In many instances, the false calculations are deliberate. Werner Rothengatter, a researcher at the Karlsruhe Institute of Technology, has studied major public works projects around the world. He says there’s a similar pattern in democratic societies, where politicians have a tendency to deceive the public about the actual costs of these projects.
Rothengatter argues that cost overruns rarely come as a surprise — regardless of whether they are from the Berlin airport or Hamburg’s new Elbphilharmonie concert hall. During his research, he found that most politicians try to calculate the price to be as low as possible in order to obtain support for the projects — deliberately veiling the potential risks.
“Those who provide honest estimates for projects from the very beginning have little chance of getting them off the ground,” Rothengatter claims. Often those at the political helm take a calculated risk by assuming they won’t be held personally responsible if the costs start to explode.
In a 2009 study, “Survival of the Unfittest: Why the Worst Infrastructure Gets Built,” Danish researcher Bent Flyvbjerg of Oxford University argued that it often isn’t the best projects that are completed, but those that “are made to look best on paper.” Those, of course, are projects that “amass the highest cost overruns and benefit shortfalls.”
The idea that governments make poor project managers and select inefficient efforts for their largess (that they sponsor with your tax dollars) should be obvious, yet it is rarely commented on as a “core” reason for failure. The idea that non-profit government institutions can make wise capital allocation decisions is actually quite popular and is likely a “given” among many of the young, given that the “free” market is demonized on most popular programming. As the government makes up a larger and larger portion of our total economy, you can expect more bad decisions and lousy outcomes.
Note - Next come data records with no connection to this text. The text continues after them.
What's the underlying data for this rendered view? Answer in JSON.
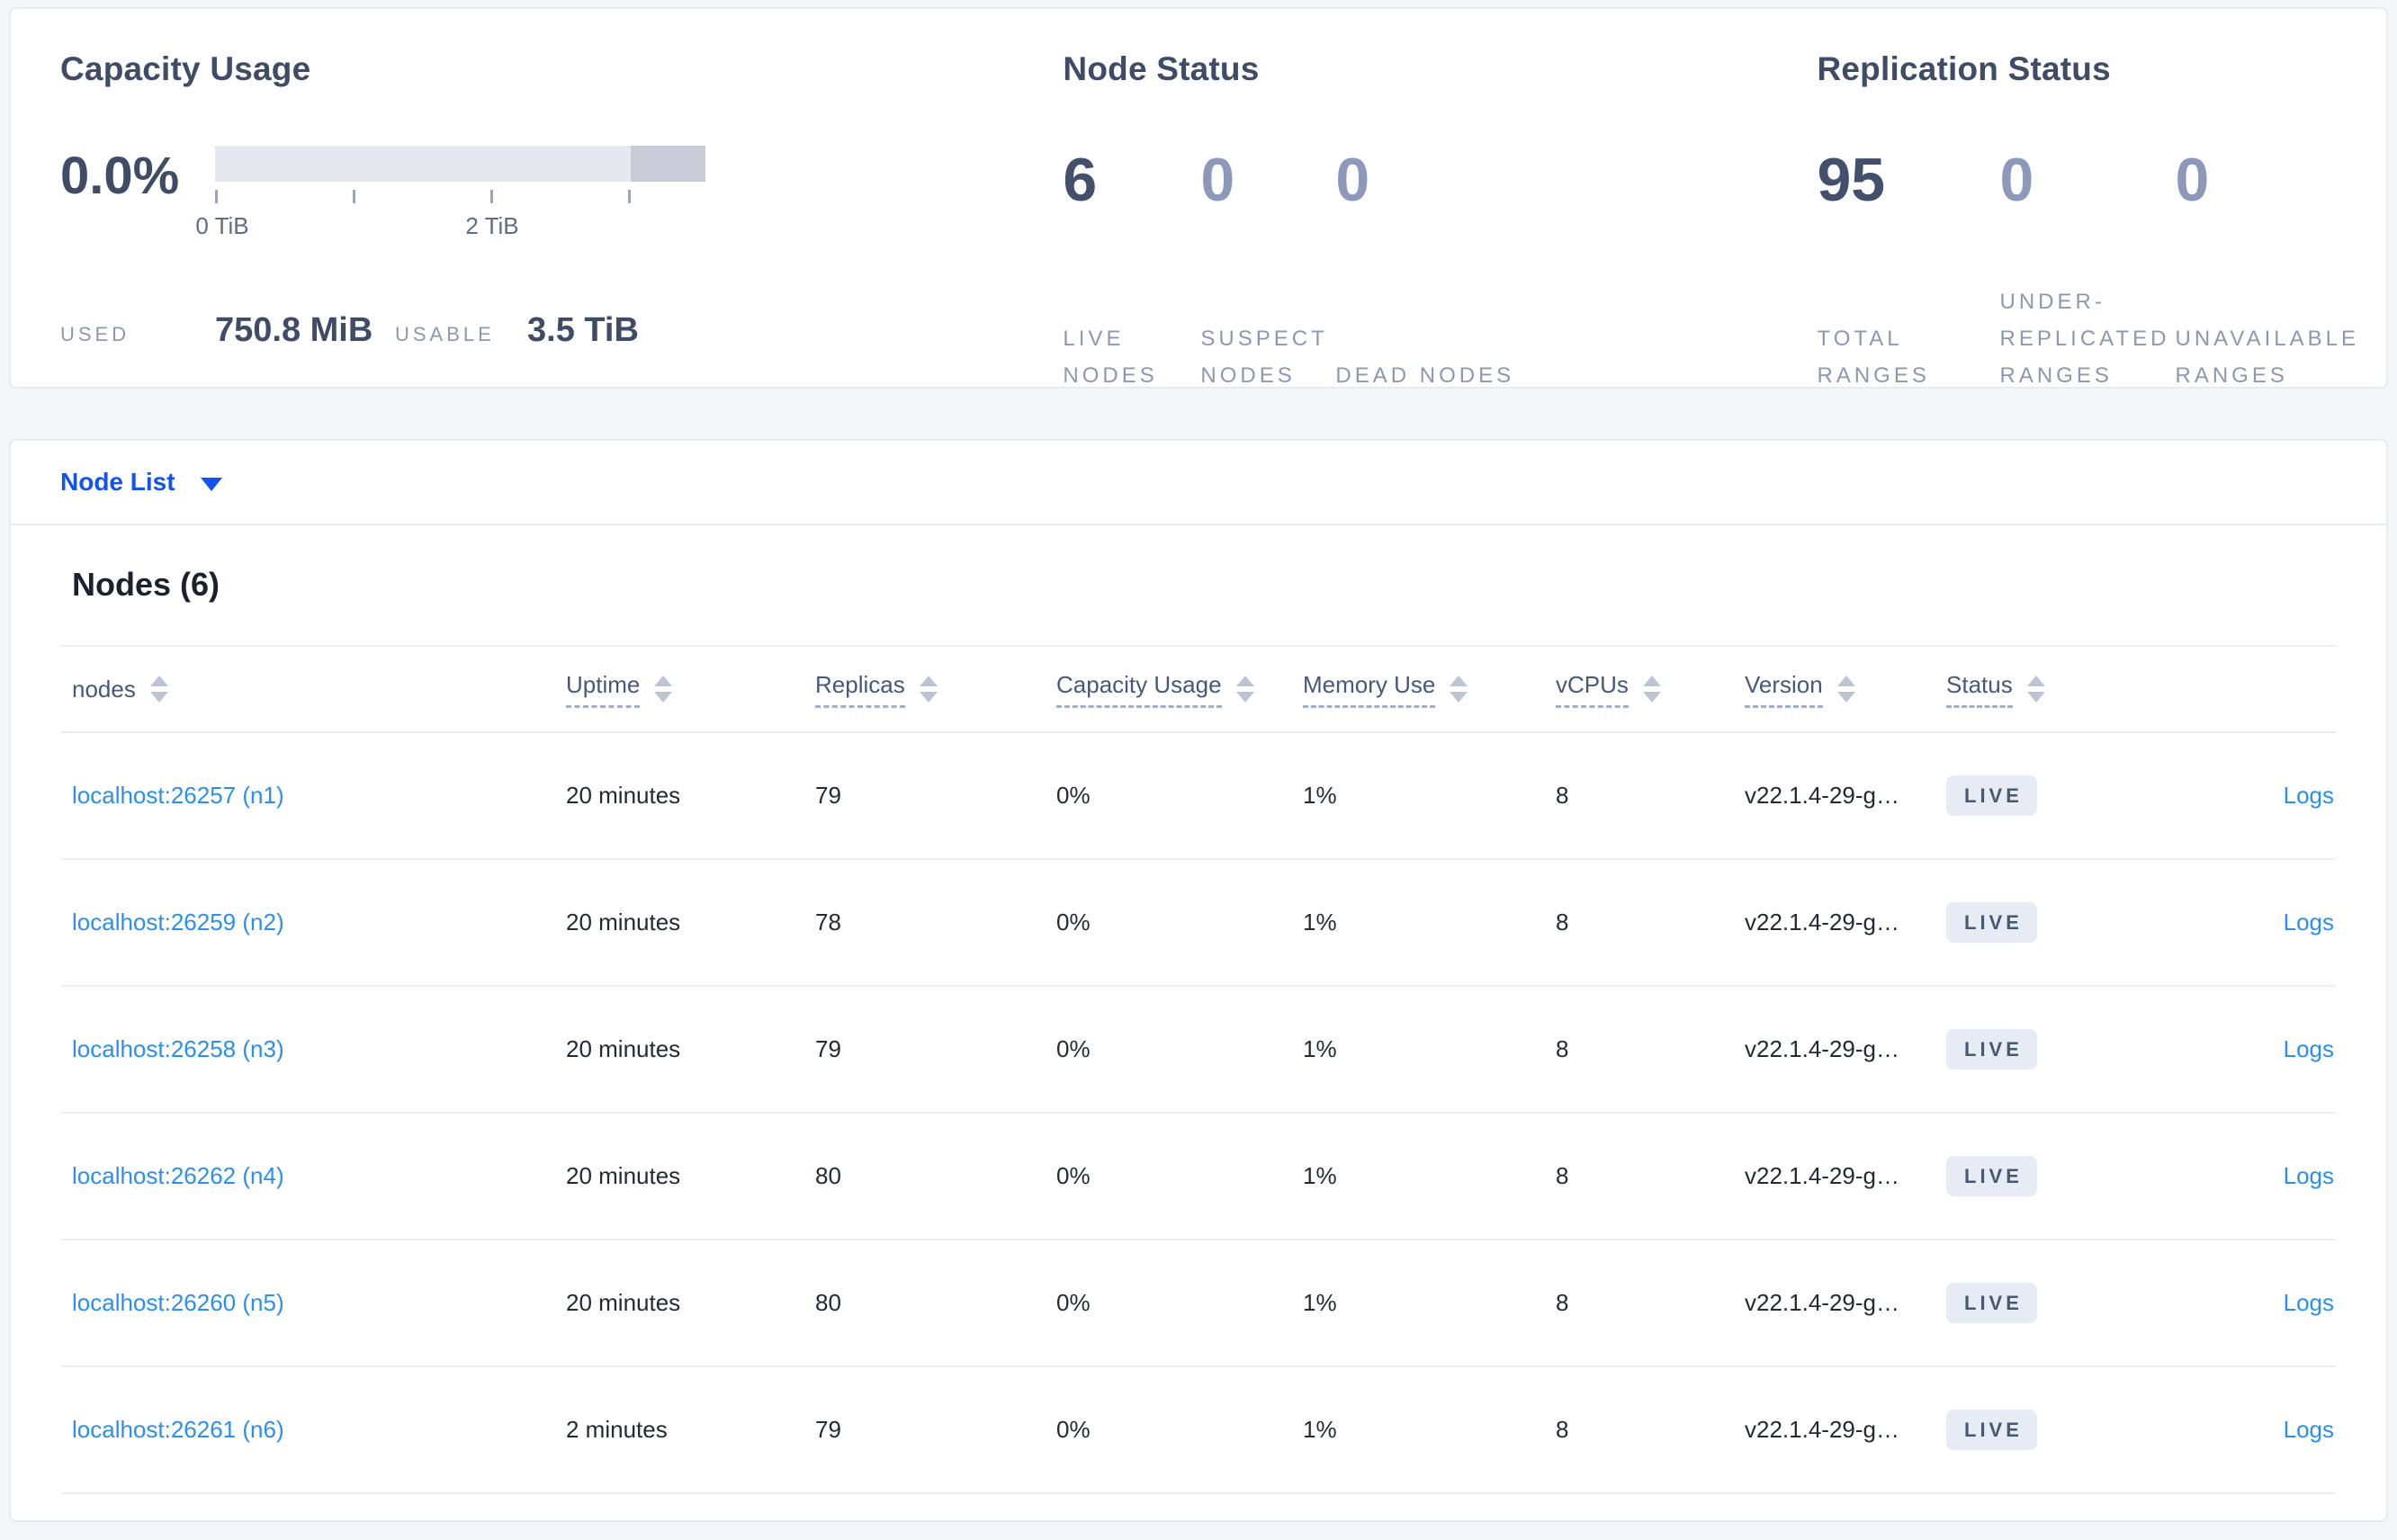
{
  "capacity_usage": {
    "title": "Capacity Usage",
    "percent": "0.0%",
    "axis_labels": [
      "0 TiB",
      "2 TiB"
    ],
    "used_label": "USED",
    "used_value": "750.8 MiB",
    "usable_label": "USABLE",
    "usable_value": "3.5 TiB"
  },
  "node_status": {
    "title": "Node Status",
    "stats": [
      {
        "value": "6",
        "label": "LIVE NODES"
      },
      {
        "value": "0",
        "label": "SUSPECT NODES"
      },
      {
        "value": "0",
        "label": "DEAD NODES"
      }
    ]
  },
  "replication_status": {
    "title": "Replication Status",
    "stats": [
      {
        "value": "95",
        "label": "TOTAL RANGES"
      },
      {
        "value": "0",
        "label": "UNDER-REPLICATED RANGES"
      },
      {
        "value": "0",
        "label": "UNAVAILABLE RANGES"
      }
    ]
  },
  "node_list": {
    "label": "Node List"
  },
  "nodes_table": {
    "heading": "Nodes (6)",
    "columns": [
      {
        "label": "nodes"
      },
      {
        "label": "Uptime"
      },
      {
        "label": "Replicas"
      },
      {
        "label": "Capacity Usage"
      },
      {
        "label": "Memory Use"
      },
      {
        "label": "vCPUs"
      },
      {
        "label": "Version"
      },
      {
        "label": "Status"
      }
    ],
    "rows": [
      {
        "address": "localhost:26257 (n1)",
        "uptime": "20 minutes",
        "replicas": "79",
        "capacity_usage": "0%",
        "memory_use": "1%",
        "vcpus": "8",
        "version": "v22.1.4-29-g…",
        "status": "LIVE",
        "logs_label": "Logs"
      },
      {
        "address": "localhost:26259 (n2)",
        "uptime": "20 minutes",
        "replicas": "78",
        "capacity_usage": "0%",
        "memory_use": "1%",
        "vcpus": "8",
        "version": "v22.1.4-29-g…",
        "status": "LIVE",
        "logs_label": "Logs"
      },
      {
        "address": "localhost:26258 (n3)",
        "uptime": "20 minutes",
        "replicas": "79",
        "capacity_usage": "0%",
        "memory_use": "1%",
        "vcpus": "8",
        "version": "v22.1.4-29-g…",
        "status": "LIVE",
        "logs_label": "Logs"
      },
      {
        "address": "localhost:26262 (n4)",
        "uptime": "20 minutes",
        "replicas": "80",
        "capacity_usage": "0%",
        "memory_use": "1%",
        "vcpus": "8",
        "version": "v22.1.4-29-g…",
        "status": "LIVE",
        "logs_label": "Logs"
      },
      {
        "address": "localhost:26260 (n5)",
        "uptime": "20 minutes",
        "replicas": "80",
        "capacity_usage": "0%",
        "memory_use": "1%",
        "vcpus": "8",
        "version": "v22.1.4-29-g…",
        "status": "LIVE",
        "logs_label": "Logs"
      },
      {
        "address": "localhost:26261 (n6)",
        "uptime": "2 minutes",
        "replicas": "79",
        "capacity_usage": "0%",
        "memory_use": "1%",
        "vcpus": "8",
        "version": "v22.1.4-29-g…",
        "status": "LIVE",
        "logs_label": "Logs"
      }
    ]
  },
  "colors": {
    "page_background": "#f4f6fa",
    "primary_blue": "#1352ef",
    "link_blue": "#2b8ff2",
    "metric_dark": "#42506b",
    "metric_muted": "#8d99ba",
    "gauge_fill": "#e6e8f0",
    "gauge_reserved": "#c9ccd8",
    "badge_background": "#e7ebf3",
    "badge_text": "#475872"
  }
}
Government bodies inherently make impaired decisions, since they are insulated from failure and have many other parties to blame along the way. In Chicago, in particular, if you are the selected candidate of the “blue” party and can slog through a primary, your election is guaranteed; many posts run unopposed (even in the primary). It is hard to imagine anything short of epic failure resulting in being thrown from office.
Cross posted at LITGM